"People here have understood that favelas are a hot thing, and a lot of people are eager to cash in," said Ramos. "And for a guy here, who for the price of his tiny studio apartment in Vidigal he can buy a big, three-bedroom house with a garage and a patio in another area of Rio, it's like a dream come true."

Not everyone sees the situation in such a rosy light. Many voice worries that the poor could be priced out of the slums as their cost of living rises and developers pressure them to sell.

SecoviRio's Schneider acknowledged that the city's demographics may change. About a quarter of Rio's 6 million people live in the 1,071 favelas.

"In the coming 10-15 years, rich people are going to be buying houses and developers are going to be building condominiums in certain favelas that are well located, with views," said Schneider. "Naturally, the poor people will move to another area and certain favelas, like Vidigal, are going to be transformed into luxury neighborhoods."

Wielend, meanwhile, won a court ruling ordering his property returned to him.  He said he plans to spruce the place up again and reopen the hostel and party space he was running there.

Or maybe he'll sell; he says he has been offered $300,000 — 30 times what he paid — but won't settle for less than $750,000.

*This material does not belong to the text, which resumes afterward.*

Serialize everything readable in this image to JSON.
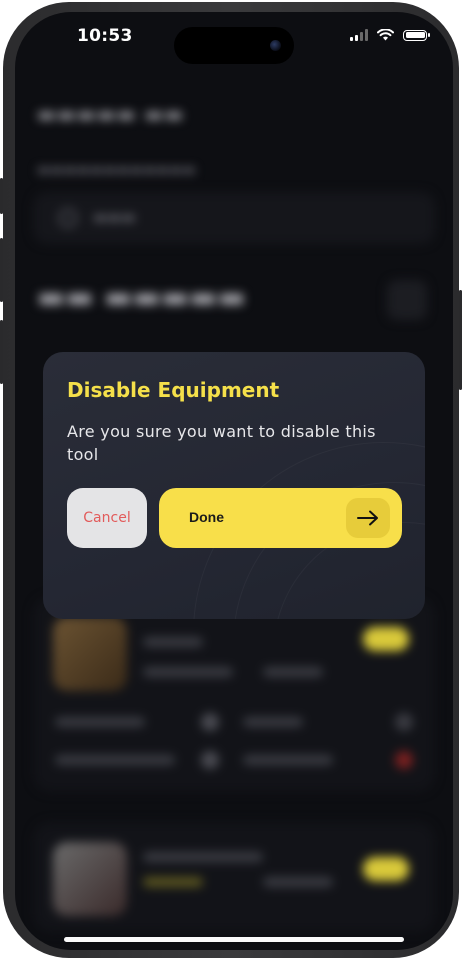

"That might sound like a lot, but it might actually end up being a bargain," said Wielend, his green eyes twinkling as he gazed at the ocean from the cracked and graffiti-scrawled terrace. "Who knows, maybe in 10 years this will end up being the most valuable property in all of Rio de Janeiro."